### RECORDS SHOWN
_ _ _ _ _ _ _

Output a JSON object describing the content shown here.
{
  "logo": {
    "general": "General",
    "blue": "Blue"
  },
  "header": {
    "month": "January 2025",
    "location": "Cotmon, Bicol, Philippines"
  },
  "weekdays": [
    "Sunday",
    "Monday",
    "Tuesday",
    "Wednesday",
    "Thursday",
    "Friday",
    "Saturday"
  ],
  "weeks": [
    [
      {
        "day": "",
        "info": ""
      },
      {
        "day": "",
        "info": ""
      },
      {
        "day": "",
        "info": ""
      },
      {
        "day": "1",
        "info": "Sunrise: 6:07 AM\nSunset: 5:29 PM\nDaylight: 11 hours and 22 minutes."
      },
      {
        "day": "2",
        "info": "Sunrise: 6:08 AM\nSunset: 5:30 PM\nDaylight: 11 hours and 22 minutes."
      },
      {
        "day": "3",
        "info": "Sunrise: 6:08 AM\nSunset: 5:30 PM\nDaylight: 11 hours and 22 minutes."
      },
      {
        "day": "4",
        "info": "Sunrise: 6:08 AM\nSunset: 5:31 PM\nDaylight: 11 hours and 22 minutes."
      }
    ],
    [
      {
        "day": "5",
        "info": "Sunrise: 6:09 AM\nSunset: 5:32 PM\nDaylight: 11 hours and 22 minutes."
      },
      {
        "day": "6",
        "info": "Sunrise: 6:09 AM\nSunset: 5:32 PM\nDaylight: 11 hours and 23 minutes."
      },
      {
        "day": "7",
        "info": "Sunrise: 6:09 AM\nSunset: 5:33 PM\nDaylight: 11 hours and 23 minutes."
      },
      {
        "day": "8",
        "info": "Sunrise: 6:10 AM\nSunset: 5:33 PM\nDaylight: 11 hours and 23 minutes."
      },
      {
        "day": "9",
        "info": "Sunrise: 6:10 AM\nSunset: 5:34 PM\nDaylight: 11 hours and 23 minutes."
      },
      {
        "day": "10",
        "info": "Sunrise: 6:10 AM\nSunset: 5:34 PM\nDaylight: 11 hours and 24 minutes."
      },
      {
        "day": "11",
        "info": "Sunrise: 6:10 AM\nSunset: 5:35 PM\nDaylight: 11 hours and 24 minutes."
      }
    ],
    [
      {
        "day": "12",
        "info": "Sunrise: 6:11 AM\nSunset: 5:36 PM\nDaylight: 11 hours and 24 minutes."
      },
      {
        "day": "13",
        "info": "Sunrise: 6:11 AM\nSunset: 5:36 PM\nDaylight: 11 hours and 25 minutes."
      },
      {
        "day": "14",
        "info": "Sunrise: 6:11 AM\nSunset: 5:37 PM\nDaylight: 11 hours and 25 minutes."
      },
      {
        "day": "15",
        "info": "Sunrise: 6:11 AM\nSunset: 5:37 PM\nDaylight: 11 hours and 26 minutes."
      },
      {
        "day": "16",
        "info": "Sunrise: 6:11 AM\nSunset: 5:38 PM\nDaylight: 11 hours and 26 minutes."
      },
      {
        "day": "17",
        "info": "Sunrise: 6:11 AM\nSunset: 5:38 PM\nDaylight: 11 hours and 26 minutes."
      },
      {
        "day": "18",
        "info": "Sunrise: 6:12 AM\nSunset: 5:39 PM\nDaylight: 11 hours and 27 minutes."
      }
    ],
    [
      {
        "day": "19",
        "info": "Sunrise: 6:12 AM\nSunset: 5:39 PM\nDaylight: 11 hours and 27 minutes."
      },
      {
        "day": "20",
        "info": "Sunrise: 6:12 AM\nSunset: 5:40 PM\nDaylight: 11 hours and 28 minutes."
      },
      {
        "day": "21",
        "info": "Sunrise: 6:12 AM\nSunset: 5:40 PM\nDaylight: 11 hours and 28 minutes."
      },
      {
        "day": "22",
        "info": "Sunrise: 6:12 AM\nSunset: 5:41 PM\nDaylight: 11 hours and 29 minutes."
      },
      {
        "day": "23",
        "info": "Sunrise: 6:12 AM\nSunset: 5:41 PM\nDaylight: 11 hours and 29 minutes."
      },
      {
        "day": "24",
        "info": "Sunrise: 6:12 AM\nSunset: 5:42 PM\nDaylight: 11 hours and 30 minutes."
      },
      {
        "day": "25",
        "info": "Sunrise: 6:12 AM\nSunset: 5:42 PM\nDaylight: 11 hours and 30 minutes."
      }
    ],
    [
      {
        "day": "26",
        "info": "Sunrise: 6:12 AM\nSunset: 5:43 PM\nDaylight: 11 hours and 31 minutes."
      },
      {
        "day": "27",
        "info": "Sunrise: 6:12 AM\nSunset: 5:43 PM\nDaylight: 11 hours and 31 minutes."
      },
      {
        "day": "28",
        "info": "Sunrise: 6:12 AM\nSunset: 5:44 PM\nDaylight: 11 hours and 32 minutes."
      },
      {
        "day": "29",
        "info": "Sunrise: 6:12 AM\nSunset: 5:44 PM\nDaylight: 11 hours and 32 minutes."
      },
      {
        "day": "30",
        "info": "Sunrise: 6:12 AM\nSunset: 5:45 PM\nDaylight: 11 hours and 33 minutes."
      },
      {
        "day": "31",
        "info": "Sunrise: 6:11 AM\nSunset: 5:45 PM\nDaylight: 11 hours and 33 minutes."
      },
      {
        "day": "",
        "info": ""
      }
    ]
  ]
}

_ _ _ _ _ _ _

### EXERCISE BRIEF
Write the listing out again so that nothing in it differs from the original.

### TASK ANSWER
Output a JSON object describing the content shown here.
{
  "logo": {
    "general": "General",
    "blue": "Blue"
  },
  "header": {
    "month": "January 2025",
    "location": "Cotmon, Bicol, Philippines"
  },
  "weekdays": [
    "Sunday",
    "Monday",
    "Tuesday",
    "Wednesday",
    "Thursday",
    "Friday",
    "Saturday"
  ],
  "weeks": [
    [
      {
        "day": "",
        "info": ""
      },
      {
        "day": "",
        "info": ""
      },
      {
        "day": "",
        "info": ""
      },
      {
        "day": "1",
        "info": "Sunrise: 6:07 AM\nSunset: 5:29 PM\nDaylight: 11 hours and 22 minutes."
      },
      {
        "day": "2",
        "info": "Sunrise: 6:08 AM\nSunset: 5:30 PM\nDaylight: 11 hours and 22 minutes."
      },
      {
        "day": "3",
        "info": "Sunrise: 6:08 AM\nSunset: 5:30 PM\nDaylight: 11 hours and 22 minutes."
      },
      {
        "day": "4",
        "info": "Sunrise: 6:08 AM\nSunset: 5:31 PM\nDaylight: 11 hours and 22 minutes."
      }
    ],
    [
      {
        "day": "5",
        "info": "Sunrise: 6:09 AM\nSunset: 5:32 PM\nDaylight: 11 hours and 22 minutes."
      },
      {
        "day": "6",
        "info": "Sunrise: 6:09 AM\nSunset: 5:32 PM\nDaylight: 11 hours and 23 minutes."
      },
      {
        "day": "7",
        "info": "Sunrise: 6:09 AM\nSunset: 5:33 PM\nDaylight: 11 hours and 23 minutes."
      },
      {
        "day": "8",
        "info": "Sunrise: 6:10 AM\nSunset: 5:33 PM\nDaylight: 11 hours and 23 minutes."
      },
      {
        "day": "9",
        "info": "Sunrise: 6:10 AM\nSunset: 5:34 PM\nDaylight: 11 hours and 23 minutes."
      },
      {
        "day": "10",
        "info": "Sunrise: 6:10 AM\nSunset: 5:34 PM\nDaylight: 11 hours and 24 minutes."
      },
      {
        "day": "11",
        "info": "Sunrise: 6:10 AM\nSunset: 5:35 PM\nDaylight: 11 hours and 24 minutes."
      }
    ],
    [
      {
        "day": "12",
        "info": "Sunrise: 6:11 AM\nSunset: 5:36 PM\nDaylight: 11 hours and 24 minutes."
      },
      {
        "day": "13",
        "info": "Sunrise: 6:11 AM\nSunset: 5:36 PM\nDaylight: 11 hours and 25 minutes."
      },
      {
        "day": "14",
        "info": "Sunrise: 6:11 AM\nSunset: 5:37 PM\nDaylight: 11 hours and 25 minutes."
      },
      {
        "day": "15",
        "info": "Sunrise: 6:11 AM\nSunset: 5:37 PM\nDaylight: 11 hours and 26 minutes."
      },
      {
        "day": "16",
        "info": "Sunrise: 6:11 AM\nSunset: 5:38 PM\nDaylight: 11 hours and 26 minutes."
      },
      {
        "day": "17",
        "info": "Sunrise: 6:11 AM\nSunset: 5:38 PM\nDaylight: 11 hours and 26 minutes."
      },
      {
        "day": "18",
        "info": "Sunrise: 6:12 AM\nSunset: 5:39 PM\nDaylight: 11 hours and 27 minutes."
      }
    ],
    [
      {
        "day": "19",
        "info": "Sunrise: 6:12 AM\nSunset: 5:39 PM\nDaylight: 11 hours and 27 minutes."
      },
      {
        "day": "20",
        "info": "Sunrise: 6:12 AM\nSunset: 5:40 PM\nDaylight: 11 hours and 28 minutes."
      },
      {
        "day": "21",
        "info": "Sunrise: 6:12 AM\nSunset: 5:40 PM\nDaylight: 11 hours and 28 minutes."
      },
      {
        "day": "22",
        "info": "Sunrise: 6:12 AM\nSunset: 5:41 PM\nDaylight: 11 hours and 29 minutes."
      },
      {
        "day": "23",
        "info": "Sunrise: 6:12 AM\nSunset: 5:41 PM\nDaylight: 11 hours and 29 minutes."
      },
      {
        "day": "24",
        "info": "Sunrise: 6:12 AM\nSunset: 5:42 PM\nDaylight: 11 hours and 30 minutes."
      },
      {
        "day": "25",
        "info": "Sunrise: 6:12 AM\nSunset: 5:42 PM\nDaylight: 11 hours and 30 minutes."
      }
    ],
    [
      {
        "day": "26",
        "info": "Sunrise: 6:12 AM\nSunset: 5:43 PM\nDaylight: 11 hours and 31 minutes."
      },
      {
        "day": "27",
        "info": "Sunrise: 6:12 AM\nSunset: 5:43 PM\nDaylight: 11 hours and 31 minutes."
      },
      {
        "day": "28",
        "info": "Sunrise: 6:12 AM\nSunset: 5:44 PM\nDaylight: 11 hours and 32 minutes."
      },
      {
        "day": "29",
        "info": "Sunrise: 6:12 AM\nSunset: 5:44 PM\nDaylight: 11 hours and 32 minutes."
      },
      {
        "day": "30",
        "info": "Sunrise: 6:12 AM\nSunset: 5:45 PM\nDaylight: 11 hours and 33 minutes."
      },
      {
        "day": "31",
        "info": "Sunrise: 6:11 AM\nSunset: 5:45 PM\nDaylight: 11 hours and 33 minutes."
      },
      {
        "day": "",
        "info": ""
      }
    ]
  ]
}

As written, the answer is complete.